It’s A Wrap

https://www.youtube.com/watch?v=_rCoND8EooA

 My first video is complete, and I feel much like a five-year-old who has finally learned to tie his shoes—though not without tears.

Since I have no technology genes, it took almost two weeks, off and on. Yes, I still remember typewriters and have even used them. So while the video doesn’t have the detail I would like, I’m ( we’re) feeling rather proud. My partner in this venture was my partner in life.

May I also say thank you to those whose posted “how to’s” on You Tube.

Art is Prayer

openingweb
“Opening,” 10″ x 10″

 

To pray you open your whole self

To sky, to earth, to sun, to moon

To one whole voice that is you.

And know that there is more

That you can’t see, can’t hear,

Can’t know except in moments

Steadily growing and in languages

That aren’t always sound but other

Circles of motion.

 

Taken from the first few lines of “Eagle Poem” by Joy Harjo

Striking the Drum

watertimpani2side
“Water Timpani II: Striking the Drum,” 18″ x 15″ x 3,” Mixed media on deep wood panel, https://www.artfinder.com/manage/patricia-raible/product/water-timpani-ii-striking-the-drum/

Moore Cove Falls in the Pisgah National Forest in North Carolina is certainly not as spectacular as the cascading Looking Glass Falls nearby—and it’s further into the woods. But all along the trail you hear water, soft little gurgles, then stronger burbling as you are forced to hop, skip across the stream. It is a beckoning that reminds me of the Rumi quote that begins, “Come, come whoever you are.” Then when you reach the bottom of the falls it is almost an anticlimax. There is no roar. The fall is a simple horsetail waterfall, mostly maintaining contact with the rocks. But I am strangely satisfied—content to stop and look and just be.

For what fascinates me even more than the sounds are the shapes and textures of the falls. It becomes a puzzle to reduce such an intricate picture into shapes, textures, a few colors, and hopefully feeling. Is this fall square or rectangular? What about the fallen limbs that come out from each side of the creek or the rocks that have settled there hundreds of years before? And what would the markings look like?

A timpanist will beat the head of the drum approximately 4 inches from the edge, knowing this will make the best sound. And that is my job, to find that point, the one that visually communicates whether it is in the center or close to the edge. So painting after painting, I keep trying.

 

When Words are Boundaries

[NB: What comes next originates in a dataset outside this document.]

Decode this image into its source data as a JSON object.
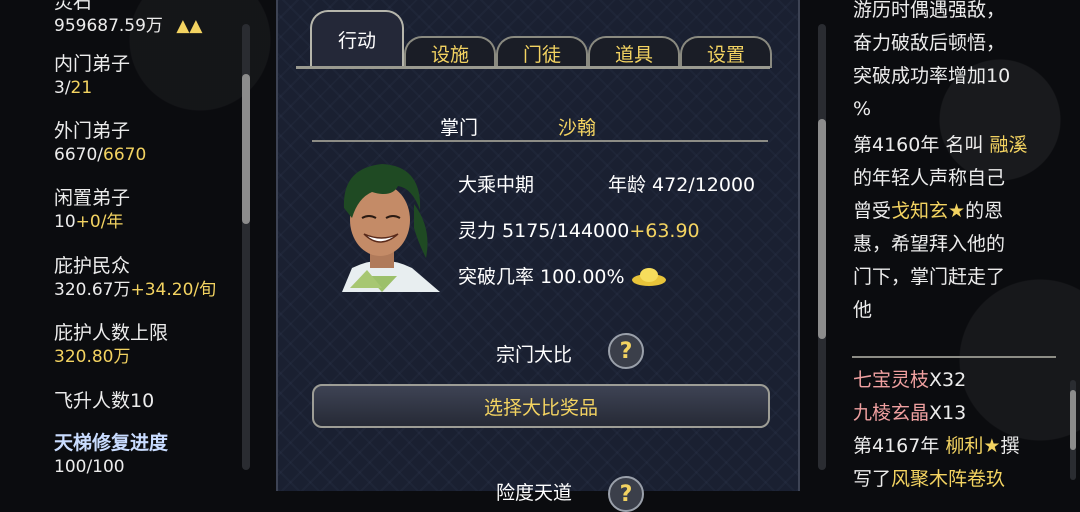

settingboundariesiiweb
“Setting Boundaries II,” 11″ x 14″, mixed media on canvas paper,  https://www.artfinder.com/product/setting-boundaries-ii-3ee0/

For someone who spent a lot years working with words, I find that many,many times what I tried to say was not what was heard. Then every once in a while, I stop and say nothing, and my silence is taken as acquiesce as if I don’t care. When considering the vitriol of our current elections, I can’t help but wonder if the Saxon derivation of much of our language has somehow imparted a measure of staccato belligerence into our speech.

Words are certainly powerful. They can divide us or bring us closer together. They can draw a line in the sand that can’t be crossed—at least not without anger and resentment. Of course our world would be less civilized without some verbal and physical boundaries, but the question is whether those boundaries can be crossed to pull us together as communities. Clearly we can’t do this without the appropriate words. Learning how to communicate what you mean and what you feel is not something that happens when we reach some magic age. We must continue to learn, change, and occasionally question the wisdom of our boundaries.